Look through the material below and report every line that includes "Gateway".

Task inputs: Begin

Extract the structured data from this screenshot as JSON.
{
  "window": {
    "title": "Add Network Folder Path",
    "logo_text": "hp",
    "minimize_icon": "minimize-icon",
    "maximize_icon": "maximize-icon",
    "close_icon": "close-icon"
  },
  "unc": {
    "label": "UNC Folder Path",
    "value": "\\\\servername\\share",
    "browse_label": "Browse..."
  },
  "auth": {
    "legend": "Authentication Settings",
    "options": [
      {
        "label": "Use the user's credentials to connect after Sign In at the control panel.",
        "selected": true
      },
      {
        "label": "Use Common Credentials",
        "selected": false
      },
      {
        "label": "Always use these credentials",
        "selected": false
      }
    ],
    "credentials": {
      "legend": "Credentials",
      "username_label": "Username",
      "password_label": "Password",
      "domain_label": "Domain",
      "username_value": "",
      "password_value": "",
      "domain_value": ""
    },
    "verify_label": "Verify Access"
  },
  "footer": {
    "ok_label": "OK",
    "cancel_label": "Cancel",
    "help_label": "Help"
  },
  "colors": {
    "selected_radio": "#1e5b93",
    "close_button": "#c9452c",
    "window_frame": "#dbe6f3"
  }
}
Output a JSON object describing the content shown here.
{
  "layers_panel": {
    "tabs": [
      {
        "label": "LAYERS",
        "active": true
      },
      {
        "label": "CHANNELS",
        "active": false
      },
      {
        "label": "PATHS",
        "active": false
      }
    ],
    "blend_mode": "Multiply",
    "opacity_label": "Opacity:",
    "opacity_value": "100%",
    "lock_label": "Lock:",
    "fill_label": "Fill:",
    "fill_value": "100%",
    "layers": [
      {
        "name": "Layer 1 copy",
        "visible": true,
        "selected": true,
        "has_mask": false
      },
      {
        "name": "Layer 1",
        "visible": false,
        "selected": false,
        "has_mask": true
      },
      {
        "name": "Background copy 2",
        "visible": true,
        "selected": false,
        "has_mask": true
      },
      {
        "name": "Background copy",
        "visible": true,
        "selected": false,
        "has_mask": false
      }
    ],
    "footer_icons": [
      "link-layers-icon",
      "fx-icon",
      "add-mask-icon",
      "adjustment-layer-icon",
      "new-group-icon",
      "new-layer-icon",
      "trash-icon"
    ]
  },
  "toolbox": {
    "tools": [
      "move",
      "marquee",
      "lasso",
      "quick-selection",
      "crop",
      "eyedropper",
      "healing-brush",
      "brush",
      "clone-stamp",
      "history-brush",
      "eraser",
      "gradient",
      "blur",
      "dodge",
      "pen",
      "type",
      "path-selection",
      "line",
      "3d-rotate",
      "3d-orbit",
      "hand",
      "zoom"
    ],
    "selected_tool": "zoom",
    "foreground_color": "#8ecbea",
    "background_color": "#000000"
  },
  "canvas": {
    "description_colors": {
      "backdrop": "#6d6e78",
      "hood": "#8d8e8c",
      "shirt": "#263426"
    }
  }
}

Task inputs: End
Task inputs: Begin

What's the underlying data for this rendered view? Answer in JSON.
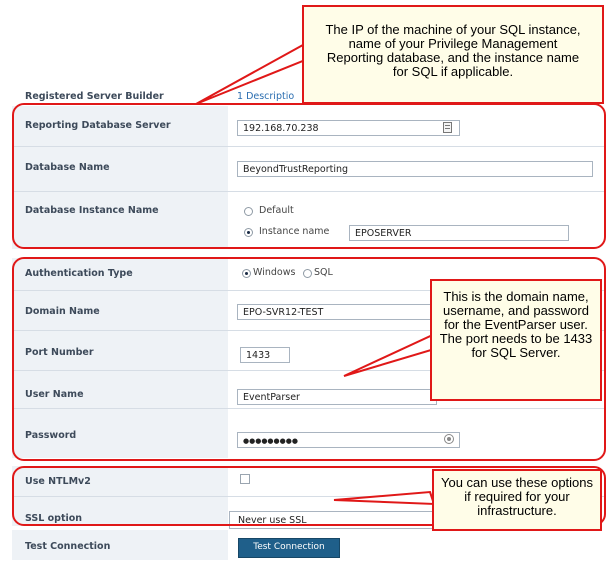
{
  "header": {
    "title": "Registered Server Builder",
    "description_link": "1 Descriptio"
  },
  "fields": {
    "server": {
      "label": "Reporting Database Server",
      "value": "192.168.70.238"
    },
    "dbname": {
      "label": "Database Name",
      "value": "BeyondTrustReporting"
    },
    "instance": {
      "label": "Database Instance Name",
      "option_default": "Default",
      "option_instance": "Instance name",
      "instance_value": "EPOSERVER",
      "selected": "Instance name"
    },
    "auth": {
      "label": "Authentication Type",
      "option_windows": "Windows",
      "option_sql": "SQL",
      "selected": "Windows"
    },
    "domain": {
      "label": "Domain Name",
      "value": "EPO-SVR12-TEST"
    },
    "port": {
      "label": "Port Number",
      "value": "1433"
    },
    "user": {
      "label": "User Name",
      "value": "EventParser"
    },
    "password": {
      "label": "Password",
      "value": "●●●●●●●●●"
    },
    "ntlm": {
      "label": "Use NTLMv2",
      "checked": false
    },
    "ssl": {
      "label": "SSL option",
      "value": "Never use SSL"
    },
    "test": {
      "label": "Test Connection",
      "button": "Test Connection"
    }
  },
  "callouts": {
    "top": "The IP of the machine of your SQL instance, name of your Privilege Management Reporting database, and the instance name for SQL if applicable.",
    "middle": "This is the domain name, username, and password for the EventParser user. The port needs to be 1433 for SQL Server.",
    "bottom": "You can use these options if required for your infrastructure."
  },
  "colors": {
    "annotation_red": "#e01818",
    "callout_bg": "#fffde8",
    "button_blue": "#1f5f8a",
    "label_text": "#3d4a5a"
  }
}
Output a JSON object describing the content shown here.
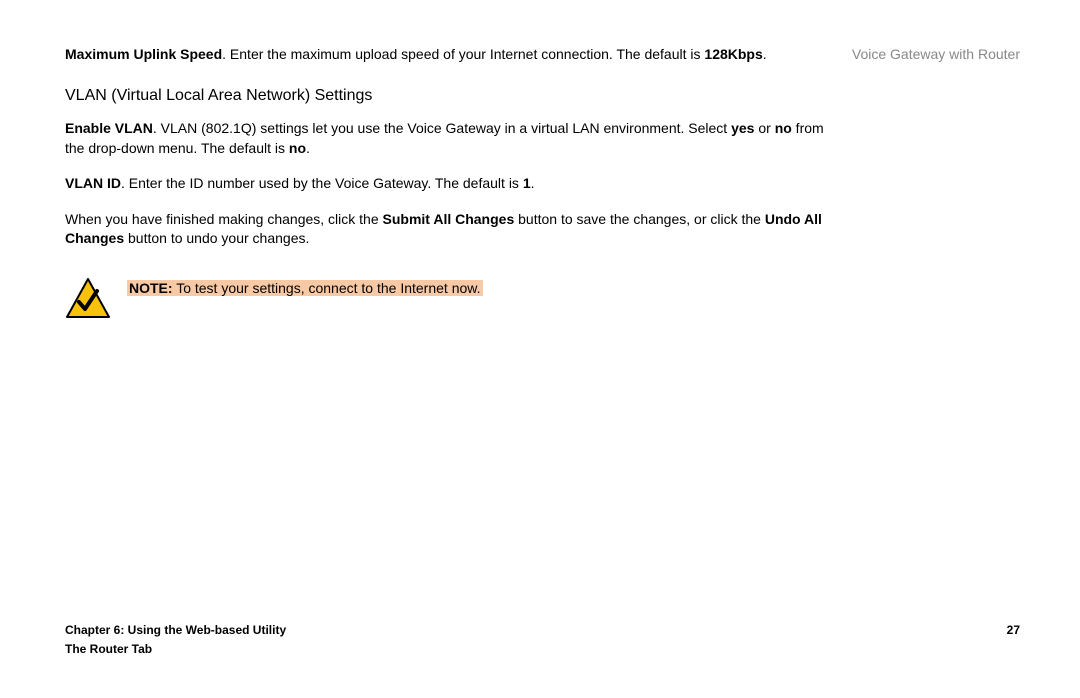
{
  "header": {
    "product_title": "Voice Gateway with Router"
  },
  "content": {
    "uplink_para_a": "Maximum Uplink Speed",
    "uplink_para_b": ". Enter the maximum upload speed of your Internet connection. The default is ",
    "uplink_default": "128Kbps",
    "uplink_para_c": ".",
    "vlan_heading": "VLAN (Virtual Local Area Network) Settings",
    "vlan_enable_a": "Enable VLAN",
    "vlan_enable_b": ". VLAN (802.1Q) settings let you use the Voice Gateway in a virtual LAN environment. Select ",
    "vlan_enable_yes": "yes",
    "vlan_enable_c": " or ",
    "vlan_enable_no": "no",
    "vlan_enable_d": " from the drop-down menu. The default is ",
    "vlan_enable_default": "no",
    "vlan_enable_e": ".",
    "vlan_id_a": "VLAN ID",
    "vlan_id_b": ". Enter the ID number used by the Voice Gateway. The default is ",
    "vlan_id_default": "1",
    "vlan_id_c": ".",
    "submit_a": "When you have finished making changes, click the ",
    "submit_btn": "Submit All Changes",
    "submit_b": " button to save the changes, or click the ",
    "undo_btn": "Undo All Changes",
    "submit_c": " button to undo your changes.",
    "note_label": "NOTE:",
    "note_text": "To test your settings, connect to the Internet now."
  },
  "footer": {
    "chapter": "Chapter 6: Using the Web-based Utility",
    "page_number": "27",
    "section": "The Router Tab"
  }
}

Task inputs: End

- Task response:
    "product_title": "Voice Gateway with Router"
    "vlan_enable_b": ". VLAN (802.1Q) settings let you use the Voice Gateway in a virtual LAN environment. Select ",
    "vlan_id_b": ". Enter the ID number used by the Voice Gateway. The default is ",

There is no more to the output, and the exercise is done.